The novel technology of brain-computer interface (BCI) uses brain activity, as measured by electroencephalogram (EEG) to control external devices, facilitating paralyzed patients’ ability to communicate.
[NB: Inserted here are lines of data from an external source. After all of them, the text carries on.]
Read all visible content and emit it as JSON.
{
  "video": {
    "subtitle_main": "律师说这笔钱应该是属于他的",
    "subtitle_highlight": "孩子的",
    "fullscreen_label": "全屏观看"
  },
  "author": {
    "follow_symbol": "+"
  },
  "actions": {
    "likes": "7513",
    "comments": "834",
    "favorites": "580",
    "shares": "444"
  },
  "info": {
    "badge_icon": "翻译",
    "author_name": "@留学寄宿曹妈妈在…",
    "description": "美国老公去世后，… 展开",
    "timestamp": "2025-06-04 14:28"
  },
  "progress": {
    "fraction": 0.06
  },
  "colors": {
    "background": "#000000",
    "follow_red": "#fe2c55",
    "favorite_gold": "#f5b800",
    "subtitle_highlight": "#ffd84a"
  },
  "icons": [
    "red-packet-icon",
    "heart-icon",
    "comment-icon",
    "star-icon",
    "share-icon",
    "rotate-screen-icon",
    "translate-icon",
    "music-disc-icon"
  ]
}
This technology¹ can allow patients with amyotrophic lateral sclerosis (ALS) to communicate even after they have lost the gaze control necessary for eye-tracking communication programs.¹ For maximum efficacy, BCI programs must account for aspects of disease heterogeneity, such as cognitive impairment, according to Andrew Geronimo, Ph.D., instructor, Penn State Hershey Neurosurgery.
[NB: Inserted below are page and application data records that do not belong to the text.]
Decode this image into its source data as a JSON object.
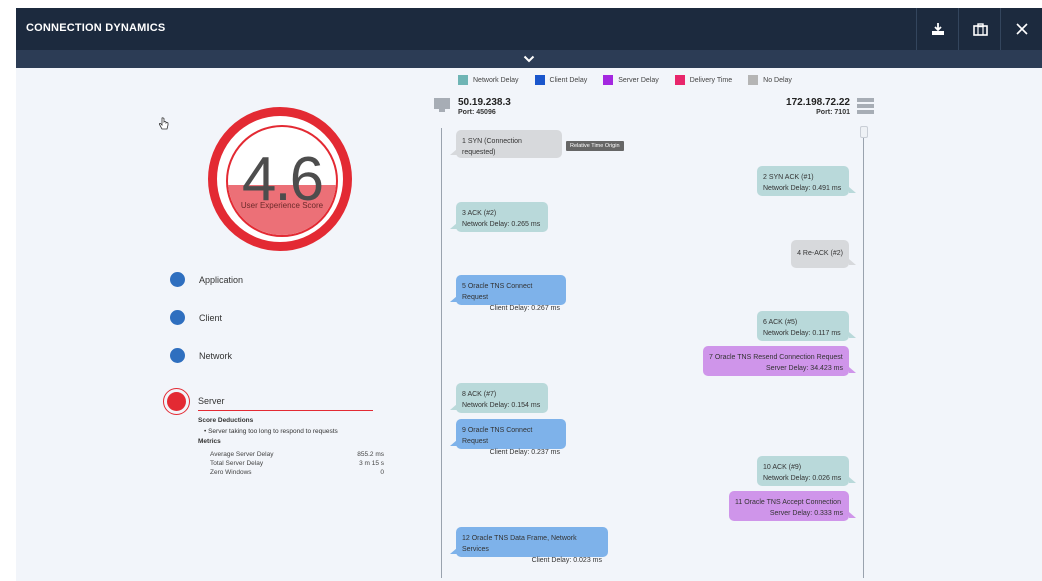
{
  "header": {
    "title": "CONNECTION DYNAMICS",
    "download_icon": "download-icon",
    "briefcase_icon": "briefcase-icon",
    "close_icon": "close-icon"
  },
  "subbar": {
    "chevron_icon": "chevron-down-icon"
  },
  "legend": [
    {
      "label": "Network Delay",
      "color": "#6fb5b5"
    },
    {
      "label": "Client Delay",
      "color": "#1a56cc"
    },
    {
      "label": "Server Delay",
      "color": "#a427e0"
    },
    {
      "label": "Delivery Time",
      "color": "#e8266b"
    },
    {
      "label": "No Delay",
      "color": "#b5b5b5"
    }
  ],
  "client_host": {
    "ip": "50.19.238.3",
    "port": "Port: 45096"
  },
  "server_host": {
    "ip": "172.198.72.22",
    "port": "Port: 7101"
  },
  "relative_time_origin": "Relative Time Origin",
  "messages": [
    {
      "line1": "1  SYN (Connection requested)",
      "line2": ""
    },
    {
      "line1": "2  SYN ACK (#1)",
      "line2": "Network Delay:  0.491 ms"
    },
    {
      "line1": "3  ACK (#2)",
      "line2": "Network Delay:  0.265 ms"
    },
    {
      "line1": "4  Re-ACK (#2)",
      "line2": ""
    },
    {
      "line1": "5  Oracle TNS Connect Request",
      "line2": "Client Delay:  0.267 ms"
    },
    {
      "line1": "6  ACK (#5)",
      "line2": "Network Delay:  0.117 ms"
    },
    {
      "line1": "7  Oracle TNS Resend Connection Request",
      "line2": "Server Delay:  34.423 ms"
    },
    {
      "line1": "8  ACK (#7)",
      "line2": "Network Delay:  0.154 ms"
    },
    {
      "line1": "9  Oracle TNS Connect Request",
      "line2": "Client Delay:  0.237 ms"
    },
    {
      "line1": "10  ACK (#9)",
      "line2": "Network Delay:  0.026 ms"
    },
    {
      "line1": "11  Oracle TNS Accept Connection",
      "line2": "Server Delay:  0.333 ms"
    },
    {
      "line1": "12  Oracle TNS Data Frame, Network Services",
      "line2": "Client Delay:  0.023 ms"
    }
  ],
  "score": {
    "value": "4.6",
    "label": "User Experience Score",
    "fill_fraction": 0.46
  },
  "categories": [
    "Application",
    "Client",
    "Network"
  ],
  "server": {
    "label": "Server",
    "deductions_title": "Score Deductions",
    "deduction": "Server taking too long to respond to requests",
    "metrics_title": "Metrics",
    "metrics": [
      {
        "name": "Average Server Delay",
        "value": "855.2 ms"
      },
      {
        "name": "Total Server Delay",
        "value": "3 m 15 s"
      },
      {
        "name": "Zero Windows",
        "value": "0"
      }
    ]
  }
}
“Our primary contribution to the ongoing ALS patient research is to account for cognitive impairment as we customize BCI programs for each patient,” says Geronimo, who is conducting ongoing studies in the area. “It represents the future direction of this field.” Cognitive decline is present in 50 percent of patients with ALS, once thought to be a purely motor neuron disease, with 15 percent of patients meeting the clinical criteria for dementia. While most clinicians are aware of this fact, the majority of BCI designers are not, a knowledge gap that Geronimo hopes to bridge with his work. Continue reading